Pianist Fred Hersch is proving himself to be not only a solid mainstream jazz pianist but also an imaginative and creative musical force. His Leaves of Grass
(Palmetto, 2005), with vocalist Kurt Elling broke new ground by setting the poetry of Walt Whitman to written and improvised musical composition incorporating jazz and traditional "heartland American motifs. Fred Hersch Live at the Bimhuis
(Palmetto, 2006) offered a panoply of solo piano music at a high level of sophistication and technique.
On Night and the Music, Hersch joins forces with bassist Drew Gress and drummer Nasheet Waits, using the richly interactive and expressive piano trio format (as powerfully developed by Bill Evans and taken further by Keith Jarrett) to form a latticework of images and musical ideas that is both highly listenable and relentlessly probing. The tracks include several originals, some American Songbook standards, and two Thelonious Monk compositions. The three musicians function as a tight, integrated unit sustaining stylistic integrity and steadiness of purpose such that the total impression is that of a unified exploration of the possibilities inherent in a series of tri-alogues about a few key ideas initiated by Hersch at the keyboard.

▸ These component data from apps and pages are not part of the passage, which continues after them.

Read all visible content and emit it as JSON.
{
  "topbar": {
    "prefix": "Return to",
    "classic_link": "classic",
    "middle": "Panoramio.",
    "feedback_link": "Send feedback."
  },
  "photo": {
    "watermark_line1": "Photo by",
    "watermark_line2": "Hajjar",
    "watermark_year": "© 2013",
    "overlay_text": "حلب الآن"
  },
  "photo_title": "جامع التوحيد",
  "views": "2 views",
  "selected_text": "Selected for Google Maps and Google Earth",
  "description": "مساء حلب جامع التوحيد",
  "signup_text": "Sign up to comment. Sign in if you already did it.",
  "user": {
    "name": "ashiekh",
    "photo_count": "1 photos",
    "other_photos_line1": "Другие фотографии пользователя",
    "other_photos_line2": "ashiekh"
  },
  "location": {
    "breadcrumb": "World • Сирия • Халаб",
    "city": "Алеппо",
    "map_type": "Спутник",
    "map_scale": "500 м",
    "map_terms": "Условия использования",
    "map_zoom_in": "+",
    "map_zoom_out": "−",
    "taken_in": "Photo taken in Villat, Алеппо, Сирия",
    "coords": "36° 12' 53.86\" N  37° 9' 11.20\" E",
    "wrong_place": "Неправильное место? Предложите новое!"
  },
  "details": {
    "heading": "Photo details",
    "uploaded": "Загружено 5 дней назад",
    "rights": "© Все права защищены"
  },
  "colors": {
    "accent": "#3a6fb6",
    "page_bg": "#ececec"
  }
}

The thematics of the album are more implied than stated, encouraging and allowing the listener to bring in his or her own understanding. The overriding motif is the dialogue between personal human experience and the cosmos, a dualistic mythos of Enlightenment philosophy that was a recurrent preoccupation of none other than Beethoven. Thus, for example, an original called "Galaxies is combined with the standard "You and the Night and the Music. Monk's "Boo Boo's Birthday is a personal testament, while his "Misterioso haunts us with a reach towards something beyond the human, something cosmic. "Change Partners contrasts with "Gravity's Pull.
And so on, in an alternating exploration of possibilities inherent in the "starry nights of both Van Gogh and the astronomers. There are also some echoes of the late Beethoven in the complex counterpoint that emerges among Hersch, Gress, and Waits as they brood together on the vicissitudes of Fate and what it all might mean.
This CD is conservative in its layout of what could be a coherent nightclub set rather than a juxtaposition of discordant variation that is characteristic of some of Hersch's other recordings. A comparison with the groundbreaking Bill Evans trio's At the Village Vanguard (Riverside, 1961) is inevitable. Both are non-stop introspective explorations (coincidentally the title of one of Evans' best albums). However, Evans was undeniably a romantic, while Hersch is anything but sentimental.
On this CD, the music is presented as a series of puzzles and conundrums examined with Zen-like detachment or perhaps, in another regard, the mathematical precision of J.S. Bach. One is indeed moved, but not so much by the depth of feeling as by the imposing architecture of the musical development itself.